Justin Brock in the flood-damaged first floor of his house.

An effort by some Louisville Metro Council members to hold an emergency vote to change a flood ordinance that has left some residents with damaged homes they can’t repair failed Thursday evening by two votes.

The Metro Council voted 16-5 to go straight to a final vote, but fell short of the required 18 votes.

The ordinance would have change the rule to 50 percent in flood damage per incident, instead of over 10 years. If the emergency vote had happened and affirmed the proposed changes, the new rules would have been immediately approved. Now, the ordinance will be assigned to a committee for future consideration.

Councilman Steve Magre, along with eight other sponsors, introduced a bill that would relax a rule prohibiting repairs to homes that have been damaged by floods of 50 percent or more of their value over 10 years.

He wanted his colleagues to approve his measure as soon as possible because dozens of Louisville homeowners have been left practically homeless because of the rule's enforcement.

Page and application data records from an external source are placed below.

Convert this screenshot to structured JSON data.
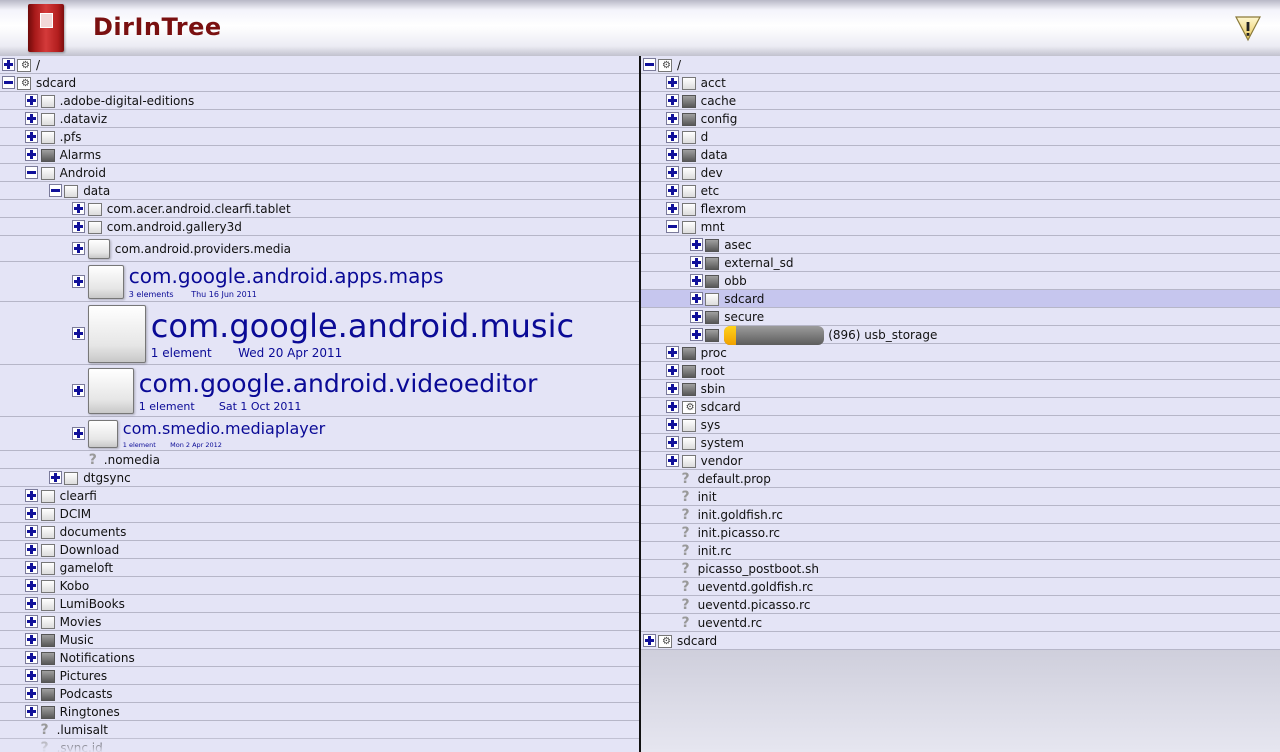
{
  "app": {
    "title": "DirInTree"
  },
  "left_rows": [
    {
      "name": "/",
      "level": 0,
      "toggle": "plus",
      "icon": "gear"
    },
    {
      "name": "sdcard",
      "level": 0,
      "toggle": "minus",
      "icon": "gear"
    },
    {
      "name": ".adobe-digital-editions",
      "level": 1,
      "toggle": "plus",
      "icon": "folder"
    },
    {
      "name": ".dataviz",
      "level": 1,
      "toggle": "plus",
      "icon": "folder"
    },
    {
      "name": ".pfs",
      "level": 1,
      "toggle": "plus",
      "icon": "folder"
    },
    {
      "name": "Alarms",
      "level": 1,
      "toggle": "plus",
      "icon": "folder-dark"
    },
    {
      "name": "Android",
      "level": 1,
      "toggle": "minus",
      "icon": "folder"
    },
    {
      "name": "data",
      "level": 2,
      "toggle": "minus",
      "icon": "folder"
    },
    {
      "name": "com.acer.android.clearfi.tablet",
      "level": 3,
      "toggle": "plus",
      "icon": "folder"
    },
    {
      "name": "com.android.gallery3d",
      "level": 3,
      "toggle": "plus",
      "icon": "folder"
    },
    {
      "name": "com.android.providers.media",
      "level": 3,
      "toggle": "plus",
      "icon": "folder",
      "size": "m"
    },
    {
      "name": "com.google.android.apps.maps",
      "level": 3,
      "toggle": "plus",
      "icon": "folder",
      "size": "l",
      "elements": "3 elements",
      "date": "Thu 16 Jun 2011"
    },
    {
      "name": "com.google.android.music",
      "level": 3,
      "toggle": "plus",
      "icon": "folder",
      "size": "xl",
      "elements": "1 element",
      "date": "Wed 20 Apr 2011"
    },
    {
      "name": "com.google.android.videoeditor",
      "level": 3,
      "toggle": "plus",
      "icon": "folder",
      "size": "lx",
      "elements": "1 element",
      "date": "Sat 1 Oct 2011"
    },
    {
      "name": "com.smedio.mediaplayer",
      "level": 3,
      "toggle": "plus",
      "icon": "folder",
      "size": "ms",
      "elements": "1 element",
      "date": "Mon 2 Apr 2012"
    },
    {
      "name": ".nomedia",
      "level": 3,
      "toggle": "none",
      "icon": "question"
    },
    {
      "name": "dtgsync",
      "level": 2,
      "toggle": "plus",
      "icon": "folder"
    },
    {
      "name": "clearfi",
      "level": 1,
      "toggle": "plus",
      "icon": "folder"
    },
    {
      "name": "DCIM",
      "level": 1,
      "toggle": "plus",
      "icon": "folder"
    },
    {
      "name": "documents",
      "level": 1,
      "toggle": "plus",
      "icon": "folder"
    },
    {
      "name": "Download",
      "level": 1,
      "toggle": "plus",
      "icon": "folder"
    },
    {
      "name": "gameloft",
      "level": 1,
      "toggle": "plus",
      "icon": "folder"
    },
    {
      "name": "Kobo",
      "level": 1,
      "toggle": "plus",
      "icon": "folder"
    },
    {
      "name": "LumiBooks",
      "level": 1,
      "toggle": "plus",
      "icon": "folder"
    },
    {
      "name": "Movies",
      "level": 1,
      "toggle": "plus",
      "icon": "folder"
    },
    {
      "name": "Music",
      "level": 1,
      "toggle": "plus",
      "icon": "folder-dark"
    },
    {
      "name": "Notifications",
      "level": 1,
      "toggle": "plus",
      "icon": "folder-dark"
    },
    {
      "name": "Pictures",
      "level": 1,
      "toggle": "plus",
      "icon": "folder-dark"
    },
    {
      "name": "Podcasts",
      "level": 1,
      "toggle": "plus",
      "icon": "folder-dark"
    },
    {
      "name": "Ringtones",
      "level": 1,
      "toggle": "plus",
      "icon": "folder-dark"
    },
    {
      "name": ".lumisalt",
      "level": 1,
      "toggle": "none",
      "icon": "question"
    },
    {
      "name": ".sync.id",
      "level": 1,
      "toggle": "none",
      "icon": "question"
    }
  ],
  "right_rows": [
    {
      "name": "/",
      "level": 0,
      "toggle": "minus",
      "icon": "gear"
    },
    {
      "name": "acct",
      "level": 1,
      "toggle": "plus",
      "icon": "folder"
    },
    {
      "name": "cache",
      "level": 1,
      "toggle": "plus",
      "icon": "folder-dark"
    },
    {
      "name": "config",
      "level": 1,
      "toggle": "plus",
      "icon": "folder-dark"
    },
    {
      "name": "d",
      "level": 1,
      "toggle": "plus",
      "icon": "folder"
    },
    {
      "name": "data",
      "level": 1,
      "toggle": "plus",
      "icon": "folder-dark"
    },
    {
      "name": "dev",
      "level": 1,
      "toggle": "plus",
      "icon": "folder"
    },
    {
      "name": "etc",
      "level": 1,
      "toggle": "plus",
      "icon": "folder"
    },
    {
      "name": "flexrom",
      "level": 1,
      "toggle": "plus",
      "icon": "folder"
    },
    {
      "name": "mnt",
      "level": 1,
      "toggle": "minus",
      "icon": "folder"
    },
    {
      "name": "asec",
      "level": 2,
      "toggle": "plus",
      "icon": "folder-dark"
    },
    {
      "name": "external_sd",
      "level": 2,
      "toggle": "plus",
      "icon": "folder-dark"
    },
    {
      "name": "obb",
      "level": 2,
      "toggle": "plus",
      "icon": "folder-dark"
    },
    {
      "name": "sdcard",
      "level": 2,
      "toggle": "plus",
      "icon": "folder",
      "selected": true
    },
    {
      "name": "secure",
      "level": 2,
      "toggle": "plus",
      "icon": "folder-dark"
    },
    {
      "name": "(896) usb_storage",
      "level": 2,
      "toggle": "plus",
      "icon": "folder-dark",
      "usage_fraction": 0.12
    },
    {
      "name": "proc",
      "level": 1,
      "toggle": "plus",
      "icon": "folder-dark"
    },
    {
      "name": "root",
      "level": 1,
      "toggle": "plus",
      "icon": "folder-dark"
    },
    {
      "name": "sbin",
      "level": 1,
      "toggle": "plus",
      "icon": "folder-dark"
    },
    {
      "name": "sdcard",
      "level": 1,
      "toggle": "plus",
      "icon": "gear"
    },
    {
      "name": "sys",
      "level": 1,
      "toggle": "plus",
      "icon": "folder"
    },
    {
      "name": "system",
      "level": 1,
      "toggle": "plus",
      "icon": "folder"
    },
    {
      "name": "vendor",
      "level": 1,
      "toggle": "plus",
      "icon": "folder"
    },
    {
      "name": "default.prop",
      "level": 1,
      "toggle": "none",
      "icon": "question"
    },
    {
      "name": "init",
      "level": 1,
      "toggle": "none",
      "icon": "question"
    },
    {
      "name": "init.goldfish.rc",
      "level": 1,
      "toggle": "none",
      "icon": "question"
    },
    {
      "name": "init.picasso.rc",
      "level": 1,
      "toggle": "none",
      "icon": "question"
    },
    {
      "name": "init.rc",
      "level": 1,
      "toggle": "none",
      "icon": "question"
    },
    {
      "name": "picasso_postboot.sh",
      "level": 1,
      "toggle": "none",
      "icon": "question"
    },
    {
      "name": "ueventd.goldfish.rc",
      "level": 1,
      "toggle": "none",
      "icon": "question"
    },
    {
      "name": "ueventd.picasso.rc",
      "level": 1,
      "toggle": "none",
      "icon": "question"
    },
    {
      "name": "ueventd.rc",
      "level": 1,
      "toggle": "none",
      "icon": "question"
    },
    {
      "name": "sdcard",
      "level": 0,
      "toggle": "plus",
      "icon": "gear"
    }
  ],
  "colors": {
    "accent": "#0a0a96",
    "title": "#7a1010",
    "selected": "#c6c6ee",
    "usage_fill": "#f0a000"
  }
}
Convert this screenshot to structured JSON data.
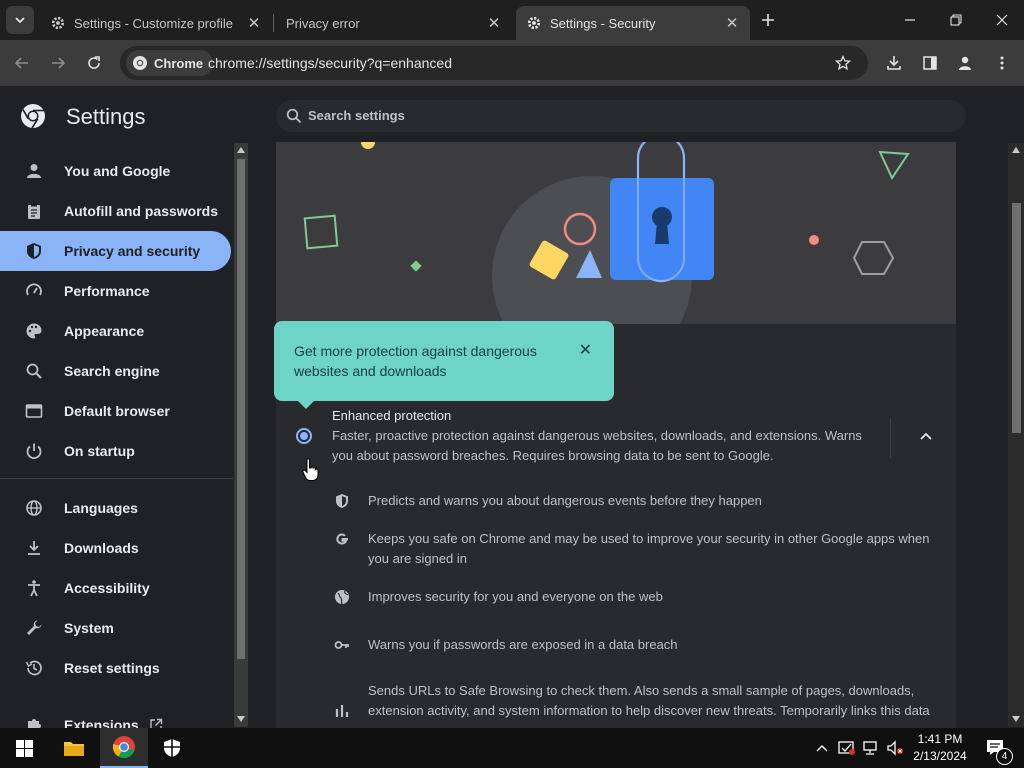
{
  "tabs": [
    {
      "label": "Settings - Customize profile",
      "icon": "gear-icon",
      "close": "✕"
    },
    {
      "label": "Privacy error",
      "icon": "",
      "close": "✕"
    },
    {
      "label": "Settings - Security",
      "icon": "gear-icon",
      "close": "✕"
    }
  ],
  "toolbar": {
    "chip_label": "Chrome",
    "url": "chrome://settings/security?q=enhanced"
  },
  "settings": {
    "title": "Settings",
    "search_placeholder": "Search settings"
  },
  "sidebar": {
    "items": [
      {
        "label": "You and Google",
        "icon": "person-icon"
      },
      {
        "label": "Autofill and passwords",
        "icon": "clipboard-icon"
      },
      {
        "label": "Privacy and security",
        "icon": "shield-icon",
        "active": true
      },
      {
        "label": "Performance",
        "icon": "speedometer-icon"
      },
      {
        "label": "Appearance",
        "icon": "palette-icon"
      },
      {
        "label": "Search engine",
        "icon": "search-icon"
      },
      {
        "label": "Default browser",
        "icon": "browser-icon"
      },
      {
        "label": "On startup",
        "icon": "power-icon"
      },
      {
        "label": "Languages",
        "icon": "globe-icon"
      },
      {
        "label": "Downloads",
        "icon": "download-icon"
      },
      {
        "label": "Accessibility",
        "icon": "accessibility-icon"
      },
      {
        "label": "System",
        "icon": "wrench-icon"
      },
      {
        "label": "Reset settings",
        "icon": "history-icon"
      },
      {
        "label": "Extensions",
        "icon": "puzzle-icon"
      }
    ]
  },
  "tooltip": {
    "text": "Get more protection against dangerous websites and downloads",
    "close": "✕"
  },
  "enhanced": {
    "title": "Enhanced protection",
    "description": "Faster, proactive protection against dangerous websites, downloads, and extensions. Warns you about password breaches. Requires browsing data to be sent to Google.",
    "benefits": [
      {
        "icon": "shield-icon",
        "text": "Predicts and warns you about dangerous events before they happen"
      },
      {
        "icon": "google-g-icon",
        "text": "Keeps you safe on Chrome and may be used to improve your security in other Google apps when you are signed in"
      },
      {
        "icon": "globe-icon",
        "text": "Improves security for you and everyone on the web"
      },
      {
        "icon": "key-icon",
        "text": "Warns you if passwords are exposed in a data breach"
      },
      {
        "icon": "bar-chart-icon",
        "text": "Sends URLs to Safe Browsing to check them. Also sends a small sample of pages, downloads, extension activity, and system information to help discover new threats. Temporarily links this data"
      }
    ]
  },
  "taskbar": {
    "time": "1:41 PM",
    "date": "2/13/2024",
    "notif_count": "4"
  },
  "colors": {
    "accent": "#8ab4f8",
    "tooltip": "#6ed4c6",
    "lock": "#4285f4"
  }
}
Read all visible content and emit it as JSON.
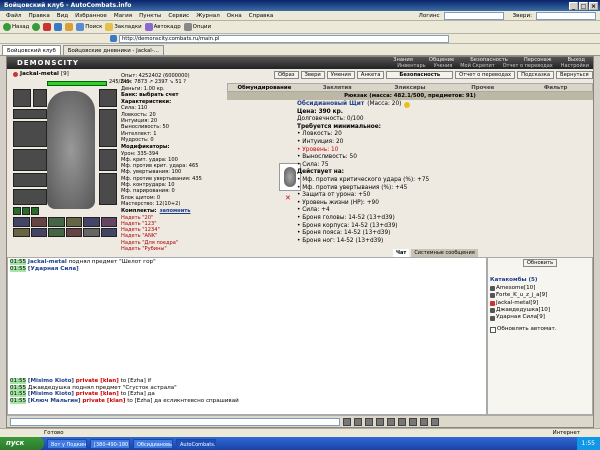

Magre said the motion to vote immediately failed because many members were absent for various reasons.

“I really think we would have had the votes actually,” Magre said following the meeting. “I am disappointed that we don’t. Keep in mind that it is an ordinance that is now into committee.”

Magre said some members voted no because they believed MSD officials who said relaxing that rule might be unnecessary, as a waiver process may help homeowners affected by the law. But Magre said that was the first time he heard about that option.

“It was finally raised in the committee of the whole 10 minutes before the start of the council meeting,” Magre said.

He said he had been asking about alternatives for a while and had never before heard of the waiver option. Magre said he found the whole situation frustrating.

“If there is waiver option that they feel sincere about and they feel that it allows MSD to provide humaneness, that would be fantastic," said Magre. "But I am not holding out much hope. I certainly would have the question, ‘why didn’t you raise this before?’”

MSD officials have also warned the move could have unintended consequences, including hurting the city's rating with the National Flood Insurance Program.That rating is used to determine flood insurance costs.

Mayor Greg Fischer has appointed a workgroup to study the issue; its first meeting was Monday.

Magre’s ordinance now goes before the public works committee and could later go to a full council vote.